Mariner 4, 6, 7, and 9 took the first images of the volcanoes of Mars, including Olympus Mons, and others atop the Tharsis Ridge, and the south polar region.
The Mariner missions also measured the shape of Mars, made the first determination of the Martian buldge now called Tharsis Ridge, as well as making record of the strange fact that Mars is divided into two halves; old, elevated, northern terrain and yound, low, southern terrain. Most famously, Mariner 7 took the first close up images of the deep valley, which now bears its name, known as Valles Marineris.
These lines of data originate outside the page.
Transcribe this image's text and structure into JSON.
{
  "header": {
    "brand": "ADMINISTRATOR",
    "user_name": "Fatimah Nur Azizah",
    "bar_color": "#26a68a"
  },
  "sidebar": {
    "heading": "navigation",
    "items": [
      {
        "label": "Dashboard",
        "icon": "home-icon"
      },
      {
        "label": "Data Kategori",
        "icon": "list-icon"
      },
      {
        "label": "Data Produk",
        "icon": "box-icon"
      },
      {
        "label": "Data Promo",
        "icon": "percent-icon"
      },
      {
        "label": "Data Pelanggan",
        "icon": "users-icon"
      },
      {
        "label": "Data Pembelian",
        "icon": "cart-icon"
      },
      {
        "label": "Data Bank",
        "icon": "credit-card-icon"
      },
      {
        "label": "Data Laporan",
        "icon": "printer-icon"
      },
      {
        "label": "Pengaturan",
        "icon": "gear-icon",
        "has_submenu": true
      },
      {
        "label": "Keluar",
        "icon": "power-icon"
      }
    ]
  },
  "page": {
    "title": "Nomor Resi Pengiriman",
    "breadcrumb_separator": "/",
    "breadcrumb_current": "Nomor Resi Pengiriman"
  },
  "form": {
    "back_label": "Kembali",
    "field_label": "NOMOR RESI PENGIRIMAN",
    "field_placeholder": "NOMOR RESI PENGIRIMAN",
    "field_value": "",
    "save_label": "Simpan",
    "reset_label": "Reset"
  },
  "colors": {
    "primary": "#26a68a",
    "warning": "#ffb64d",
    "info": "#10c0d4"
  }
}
The Mariner missions helped establish that, like the Moon, Mars had a barren surface with no running water. The vast number of craters helped establish that the surface of Mars was young compared to that of the Moon or Mercury, but nevertheless, very old when compared to that of the Earth.